By John Benson
Talk about walking down memory lane — America singer- guitarist Gerry Beckley can’t believe it’s been more than 40 years since the release of his band’s self-titled platinum debut.
“It was certainly a moment in time,” said Beckley, calling from Annapolis, Md. “That album was recorded very quickly, very reasonably, basically doing what we did on stage, playing the three acoustics and very few overdubs. And it was a strong batch of tunes. Regardless, no matter what other kind of magic or chemistry, it usually comes down to the songs, and they were really a good batch of songs. Also, the timing — it dropped us right in the singer-songwriter thing.”
In many ways, America would go on to help shape that ’70s singer-songwriter thing with hits “A Horse With No Name,” “Ventura Highway,” “Tin Man,” “I Need You” and “Sister Golden Hair.” Despite its red-white-and-blue moniker, the band actually started out in the U.K., where it was signed by Warner Bros. Records. Early on, the group found an audience as it toured around England opening for the likes of The Who and Pink Floyd.

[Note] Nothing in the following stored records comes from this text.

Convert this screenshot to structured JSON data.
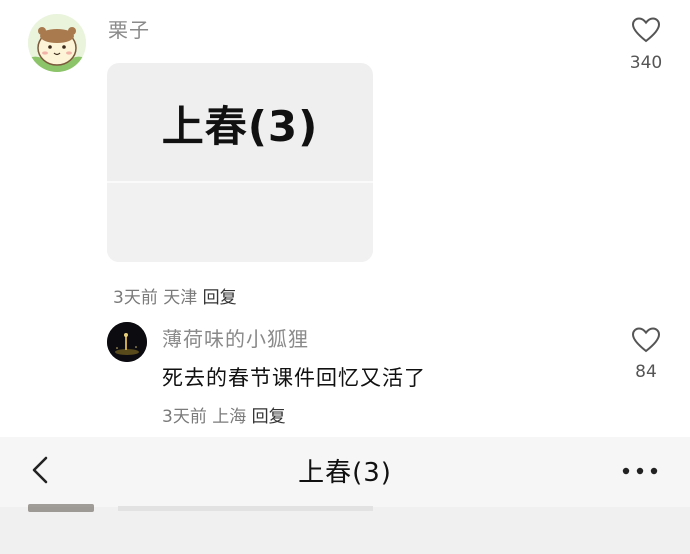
{
  "comment": {
    "author": "栗子",
    "image_title": "上春(3)",
    "time": "3天前",
    "location": "天津",
    "reply_label": "回复",
    "likes": "340"
  },
  "reply": {
    "author": "薄荷味的小狐狸",
    "text": "死去的春节课件回忆又活了",
    "time": "3天前",
    "location": "上海",
    "reply_label": "回复",
    "likes": "84"
  },
  "header": {
    "title": "上春(3)"
  },
  "icons": {
    "like": "heart-icon",
    "back": "chevron-left-icon",
    "more": "more-dots-icon"
  }
}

Actually, it was the success of its debut album and hit single “A Horse With No Name” overseas that caught the ear of their label’s parent company stateside. However, what the Los Angeles-office failed to realize was the album didn’t contain the hit single. You see, America kept writing after its first album hit the stores, with the U.K. label deciding to release “A Horse With No Name” as a single. That’s why Beckley said the initial pressing of “America,” without the definitive folk song, remains a collector’s item today.

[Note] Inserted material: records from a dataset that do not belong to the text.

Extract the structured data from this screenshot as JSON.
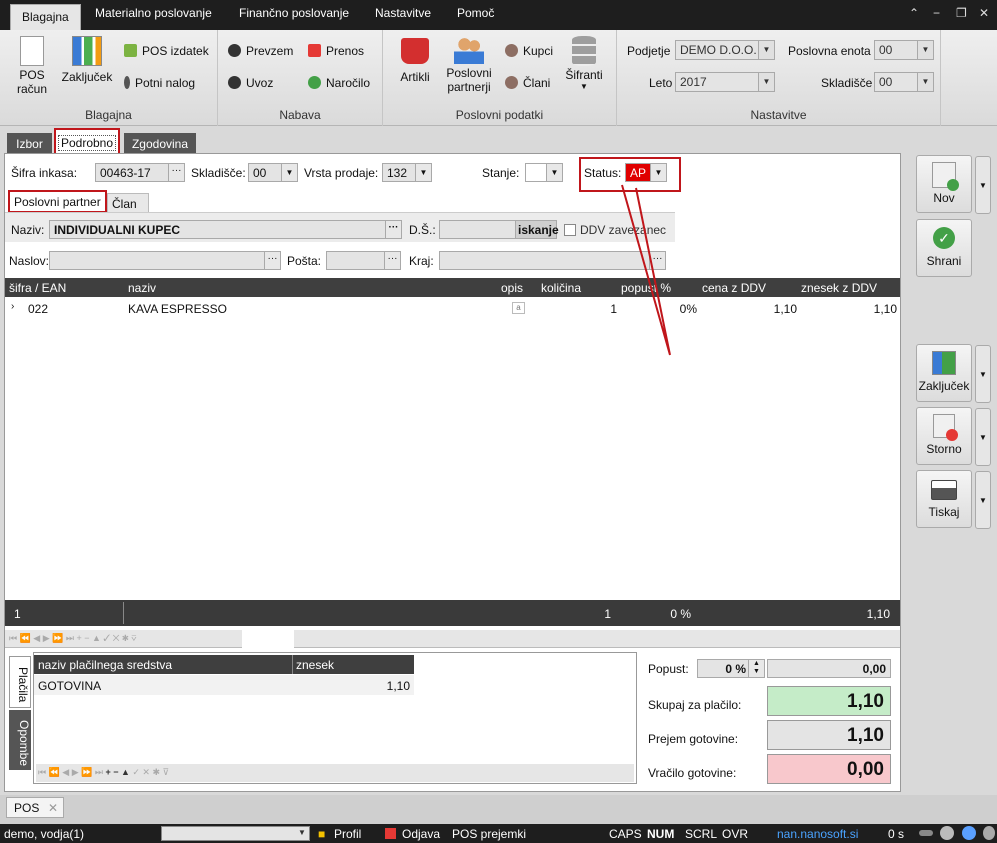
{
  "menu": {
    "tabs": [
      "Blagajna",
      "Materialno poslovanje",
      "Finančno poslovanje",
      "Nastavitve",
      "Pomoč"
    ]
  },
  "ribbon": {
    "blagajna": {
      "caption": "Blagajna",
      "pos_racun": "POS\nračun",
      "zakljucek": "Zaključek",
      "pos_izdatek": "POS izdatek",
      "potni_nalog": "Potni nalog"
    },
    "nabava": {
      "caption": "Nabava",
      "prevzem": "Prevzem",
      "uvoz": "Uvoz",
      "prenos": "Prenos",
      "narocilo": "Naročilo"
    },
    "poslovni": {
      "caption": "Poslovni podatki",
      "artikli": "Artikli",
      "partnerji": "Poslovni\npartnerji",
      "kupci": "Kupci",
      "clani": "Člani",
      "sifranti": "Šifranti"
    },
    "nastavitve": {
      "caption": "Nastavitve",
      "podjetje_label": "Podjetje",
      "podjetje": "DEMO D.O.O.",
      "leto_label": "Leto",
      "leto": "2017",
      "enota_label": "Poslovna enota",
      "enota": "00",
      "skladisce_label": "Skladišče",
      "skladisce": "00"
    }
  },
  "doc_tabs": [
    "Izbor",
    "Podrobno",
    "Zgodovina"
  ],
  "header": {
    "sifra_label": "Šifra inkasa:",
    "sifra": "00463-17",
    "sklad_label": "Skladišče:",
    "sklad": "00",
    "vrsta_label": "Vrsta prodaje:",
    "vrsta": "132",
    "stanje_label": "Stanje:",
    "status_label": "Status:",
    "status": "AP"
  },
  "sub_tabs": [
    "Poslovni partner",
    "Član"
  ],
  "partner": {
    "naziv_label": "Naziv:",
    "naziv": "INDIVIDUALNI KUPEC",
    "ds_label": "D.Š.:",
    "iskanje": "iskanje",
    "ddv": "DDV zavezanec",
    "naslov_label": "Naslov:",
    "posta_label": "Pošta:",
    "kraj_label": "Kraj:"
  },
  "grid": {
    "columns": [
      "šifra / EAN",
      "naziv",
      "opis",
      "količina",
      "popust %",
      "cena z DDV",
      "znesek z DDV"
    ],
    "rows": [
      {
        "sifra": "022",
        "naziv": "KAVA ESPRESSO",
        "kolicina": "1",
        "popust": "0%",
        "cena": "1,10",
        "znesek": "1,10"
      }
    ],
    "footer": {
      "count": "1",
      "kolicina": "1",
      "popust": "0 %",
      "znesek": "1,10"
    }
  },
  "payments": {
    "side_tabs": [
      "Plačila",
      "Opombe"
    ],
    "columns": [
      "naziv plačilnega sredstva",
      "znesek"
    ],
    "rows": [
      {
        "naziv": "GOTOVINA",
        "znesek": "1,10"
      }
    ]
  },
  "totals": {
    "popust_label": "Popust:",
    "popust_pct": "0 %",
    "popust_val": "0,00",
    "skupaj_label": "Skupaj za plačilo:",
    "skupaj": "1,10",
    "prejem_label": "Prejem gotovine:",
    "prejem": "1,10",
    "vracilo_label": "Vračilo gotovine:",
    "vracilo": "0,00"
  },
  "actions": {
    "nov": "Nov",
    "shrani": "Shrani",
    "zakljucek": "Zaključek",
    "storno": "Storno",
    "tiskaj": "Tiskaj"
  },
  "bottom_tab": "POS",
  "status": {
    "user": "demo, vodja(1)",
    "profil": "Profil",
    "odjava": "Odjava",
    "pos_prejemki": "POS prejemki",
    "caps": "CAPS",
    "num": "NUM",
    "scrl": "SCRL",
    "ovr": "OVR",
    "site": "nan.nanosoft.si",
    "time": "0 s"
  }
}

“I think there was a lot of magic on that first album,” Beckley said. “It was very strong with things like ‘Sandman,’ ‘Three Roses’ and ‘Riverside’ and of course later with ‘Horse.’ That’s as big as you can get on a record, but I think what we did was build on that as opposed to trying to equal it. In fairly rapid succession, we started to build a catalog of stuff. The second album had ‘Ventura Highway’ and ‘Don’t Cross the River.’ And as we built this thing, we managed to hold and, if anything, add fans. We were basically teenagers, and it could have gone pretty wrong, pretty fast.

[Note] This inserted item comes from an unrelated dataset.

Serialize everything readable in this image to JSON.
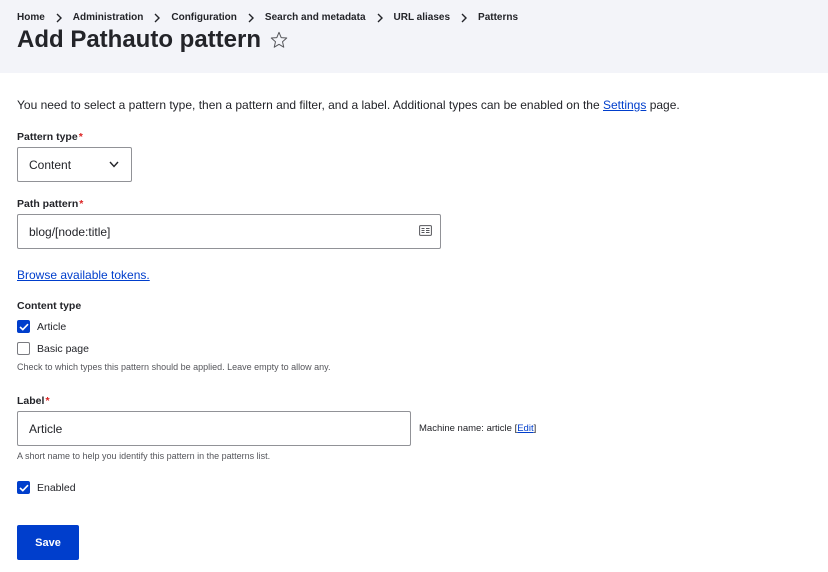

“In fact, we won the Best New Artist Grammy Award, and that’s very often a tough thing to follow if you look at the list of people who won it, but we did OK. It was a good year, too. We were up against The Eagles, Loggins & Messina, Harry Chapin and John Prine.”
Today, America often finds itself playing on package bills with its peers. This was the case last month when the band traveled to Japan to open for its good friends The Beach Boys.
Singer and guitarist Dewey Bunnell said over the decades, America probably toured the most alongside the Brian Wilson-led act.
“That was great. We’re huge fans, and they’re kind of our mentors,” said Bunnell, calling from outside of Houston. “It’s great to see Brian with Mike [Love] and Al [Jardine] again. We’re just a ton older, but it’s a nice thing to know that continuum is in place.”
That continuum continues when America comes to Youngstown on Friday for a show at Stambaugh Auditorium. Bunnell said the current set features a new video presentation and a loose set list that includes album cuts and extended versions of “A Horse With No Name” and “Sister Golden Hair.”
“Audiences are generally surprised,” Bunnell said. “That’s why we’re working still 42 years into this thing. It’ll be a great night.”